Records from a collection
++++++++++

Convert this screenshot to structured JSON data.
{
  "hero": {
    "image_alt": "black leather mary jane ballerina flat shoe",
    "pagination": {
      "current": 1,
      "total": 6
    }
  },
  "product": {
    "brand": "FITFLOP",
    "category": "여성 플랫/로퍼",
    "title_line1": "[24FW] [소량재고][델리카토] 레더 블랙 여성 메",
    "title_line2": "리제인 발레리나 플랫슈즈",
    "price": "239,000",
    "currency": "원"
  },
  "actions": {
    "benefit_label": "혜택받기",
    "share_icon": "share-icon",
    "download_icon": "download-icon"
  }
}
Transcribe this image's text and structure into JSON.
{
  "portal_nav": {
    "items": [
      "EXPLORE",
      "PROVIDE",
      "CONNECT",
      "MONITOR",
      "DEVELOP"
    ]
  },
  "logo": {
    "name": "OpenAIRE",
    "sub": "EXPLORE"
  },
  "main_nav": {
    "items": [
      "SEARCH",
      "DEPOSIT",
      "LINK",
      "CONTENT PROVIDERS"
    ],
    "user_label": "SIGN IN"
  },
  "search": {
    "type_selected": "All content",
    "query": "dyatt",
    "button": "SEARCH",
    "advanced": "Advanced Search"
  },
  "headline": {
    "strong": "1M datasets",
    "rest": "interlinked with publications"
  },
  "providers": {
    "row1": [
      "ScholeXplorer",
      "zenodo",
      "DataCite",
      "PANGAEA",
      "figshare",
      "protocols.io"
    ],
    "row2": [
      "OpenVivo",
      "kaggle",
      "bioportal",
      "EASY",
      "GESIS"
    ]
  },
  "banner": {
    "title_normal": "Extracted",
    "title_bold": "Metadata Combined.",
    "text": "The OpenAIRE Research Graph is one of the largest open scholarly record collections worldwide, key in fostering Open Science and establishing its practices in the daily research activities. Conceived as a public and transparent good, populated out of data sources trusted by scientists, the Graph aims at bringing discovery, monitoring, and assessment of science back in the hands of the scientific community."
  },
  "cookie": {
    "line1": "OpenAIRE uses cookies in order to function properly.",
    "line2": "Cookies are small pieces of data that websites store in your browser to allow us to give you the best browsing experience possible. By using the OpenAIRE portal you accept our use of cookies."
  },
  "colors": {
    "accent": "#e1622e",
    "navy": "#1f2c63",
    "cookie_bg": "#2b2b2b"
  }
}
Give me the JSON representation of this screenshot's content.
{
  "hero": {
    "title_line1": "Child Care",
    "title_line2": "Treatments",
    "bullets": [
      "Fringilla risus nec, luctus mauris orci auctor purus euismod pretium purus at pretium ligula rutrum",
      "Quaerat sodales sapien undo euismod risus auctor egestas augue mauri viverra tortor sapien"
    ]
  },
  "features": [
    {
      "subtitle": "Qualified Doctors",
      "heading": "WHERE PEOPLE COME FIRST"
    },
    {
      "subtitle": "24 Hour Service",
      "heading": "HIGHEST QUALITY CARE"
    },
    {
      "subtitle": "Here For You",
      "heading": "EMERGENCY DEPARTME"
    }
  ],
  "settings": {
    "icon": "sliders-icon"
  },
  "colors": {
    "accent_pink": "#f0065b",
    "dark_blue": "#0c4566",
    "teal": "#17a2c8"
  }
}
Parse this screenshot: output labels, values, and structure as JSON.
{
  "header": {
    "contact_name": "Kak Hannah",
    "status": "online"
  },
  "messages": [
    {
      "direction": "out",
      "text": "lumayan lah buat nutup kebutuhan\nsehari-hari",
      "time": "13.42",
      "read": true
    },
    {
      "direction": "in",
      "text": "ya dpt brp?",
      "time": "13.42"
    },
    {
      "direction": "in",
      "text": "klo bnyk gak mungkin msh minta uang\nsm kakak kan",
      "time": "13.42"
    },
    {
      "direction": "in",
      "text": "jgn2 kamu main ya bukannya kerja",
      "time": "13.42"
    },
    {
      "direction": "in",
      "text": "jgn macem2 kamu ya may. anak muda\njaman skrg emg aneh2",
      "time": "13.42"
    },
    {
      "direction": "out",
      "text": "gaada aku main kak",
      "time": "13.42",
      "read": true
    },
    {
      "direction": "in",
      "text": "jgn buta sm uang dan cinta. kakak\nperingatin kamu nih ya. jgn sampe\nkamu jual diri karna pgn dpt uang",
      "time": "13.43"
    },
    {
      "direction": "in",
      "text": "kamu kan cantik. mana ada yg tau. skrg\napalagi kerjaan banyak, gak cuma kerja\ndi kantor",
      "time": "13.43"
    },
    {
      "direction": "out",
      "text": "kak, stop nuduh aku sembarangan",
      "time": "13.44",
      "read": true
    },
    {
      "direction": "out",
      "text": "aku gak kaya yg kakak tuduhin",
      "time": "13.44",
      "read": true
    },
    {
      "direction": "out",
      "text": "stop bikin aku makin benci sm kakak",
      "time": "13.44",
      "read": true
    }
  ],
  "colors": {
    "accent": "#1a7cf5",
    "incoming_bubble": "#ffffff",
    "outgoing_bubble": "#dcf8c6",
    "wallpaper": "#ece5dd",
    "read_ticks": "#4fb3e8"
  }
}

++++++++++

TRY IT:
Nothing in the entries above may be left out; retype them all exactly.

RESPONSE FOR THIS EXERCISE:
Convert this screenshot to structured JSON data.
{
  "hero": {
    "image_alt": "black leather mary jane ballerina flat shoe",
    "pagination": {
      "current": 1,
      "total": 6
    }
  },
  "product": {
    "brand": "FITFLOP",
    "category": "여성 플랫/로퍼",
    "title_line1": "[24FW] [소량재고][델리카토] 레더 블랙 여성 메",
    "title_line2": "리제인 발레리나 플랫슈즈",
    "price": "239,000",
    "currency": "원"
  },
  "actions": {
    "benefit_label": "혜택받기",
    "share_icon": "share-icon",
    "download_icon": "download-icon"
  }
}
Transcribe this image's text and structure into JSON.
{
  "portal_nav": {
    "items": [
      "EXPLORE",
      "PROVIDE",
      "CONNECT",
      "MONITOR",
      "DEVELOP"
    ]
  },
  "logo": {
    "name": "OpenAIRE",
    "sub": "EXPLORE"
  },
  "main_nav": {
    "items": [
      "SEARCH",
      "DEPOSIT",
      "LINK",
      "CONTENT PROVIDERS"
    ],
    "user_label": "SIGN IN"
  },
  "search": {
    "type_selected": "All content",
    "query": "dyatt",
    "button": "SEARCH",
    "advanced": "Advanced Search"
  },
  "headline": {
    "strong": "1M datasets",
    "rest": "interlinked with publications"
  },
  "providers": {
    "row1": [
      "ScholeXplorer",
      "zenodo",
      "DataCite",
      "PANGAEA",
      "figshare",
      "protocols.io"
    ],
    "row2": [
      "OpenVivo",
      "kaggle",
      "bioportal",
      "EASY",
      "GESIS"
    ]
  },
  "banner": {
    "title_normal": "Extracted",
    "title_bold": "Metadata Combined.",
    "text": "The OpenAIRE Research Graph is one of the largest open scholarly record collections worldwide, key in fostering Open Science and establishing its practices in the daily research activities. Conceived as a public and transparent good, populated out of data sources trusted by scientists, the Graph aims at bringing discovery, monitoring, and assessment of science back in the hands of the scientific community."
  },
  "cookie": {
    "line1": "OpenAIRE uses cookies in order to function properly.",
    "line2": "Cookies are small pieces of data that websites store in your browser to allow us to give you the best browsing experience possible. By using the OpenAIRE portal you accept our use of cookies."
  },
  "colors": {
    "accent": "#e1622e",
    "navy": "#1f2c63",
    "cookie_bg": "#2b2b2b"
  }
}
Give me the JSON representation of this screenshot's content.
{
  "hero": {
    "title_line1": "Child Care",
    "title_line2": "Treatments",
    "bullets": [
      "Fringilla risus nec, luctus mauris orci auctor purus euismod pretium purus at pretium ligula rutrum",
      "Quaerat sodales sapien undo euismod risus auctor egestas augue mauri viverra tortor sapien"
    ]
  },
  "features": [
    {
      "subtitle": "Qualified Doctors",
      "heading": "WHERE PEOPLE COME FIRST"
    },
    {
      "subtitle": "24 Hour Service",
      "heading": "HIGHEST QUALITY CARE"
    },
    {
      "subtitle": "Here For You",
      "heading": "EMERGENCY DEPARTME"
    }
  ],
  "settings": {
    "icon": "sliders-icon"
  },
  "colors": {
    "accent_pink": "#f0065b",
    "dark_blue": "#0c4566",
    "teal": "#17a2c8"
  }
}
Parse this screenshot: output labels, values, and structure as JSON.
{
  "header": {
    "contact_name": "Kak Hannah",
    "status": "online"
  },
  "messages": [
    {
      "direction": "out",
      "text": "lumayan lah buat nutup kebutuhan\nsehari-hari",
      "time": "13.42",
      "read": true
    },
    {
      "direction": "in",
      "text": "ya dpt brp?",
      "time": "13.42"
    },
    {
      "direction": "in",
      "text": "klo bnyk gak mungkin msh minta uang\nsm kakak kan",
      "time": "13.42"
    },
    {
      "direction": "in",
      "text": "jgn2 kamu main ya bukannya kerja",
      "time": "13.42"
    },
    {
      "direction": "in",
      "text": "jgn macem2 kamu ya may. anak muda\njaman skrg emg aneh2",
      "time": "13.42"
    },
    {
      "direction": "out",
      "text": "gaada aku main kak",
      "time": "13.42",
      "read": true
    },
    {
      "direction": "in",
      "text": "jgn buta sm uang dan cinta. kakak\nperingatin kamu nih ya. jgn sampe\nkamu jual diri karna pgn dpt uang",
      "time": "13.43"
    },
    {
      "direction": "in",
      "text": "kamu kan cantik. mana ada yg tau. skrg\napalagi kerjaan banyak, gak cuma kerja\ndi kantor",
      "time": "13.43"
    },
    {
      "direction": "out",
      "text": "kak, stop nuduh aku sembarangan",
      "time": "13.44",
      "read": true
    },
    {
      "direction": "out",
      "text": "aku gak kaya yg kakak tuduhin",
      "time": "13.44",
      "read": true
    },
    {
      "direction": "out",
      "text": "stop bikin aku makin benci sm kakak",
      "time": "13.44",
      "read": true
    }
  ],
  "colors": {
    "accent": "#1a7cf5",
    "incoming_bubble": "#ffffff",
    "outgoing_bubble": "#dcf8c6",
    "wallpaper": "#ece5dd",
    "read_ticks": "#4fb3e8"
  }
}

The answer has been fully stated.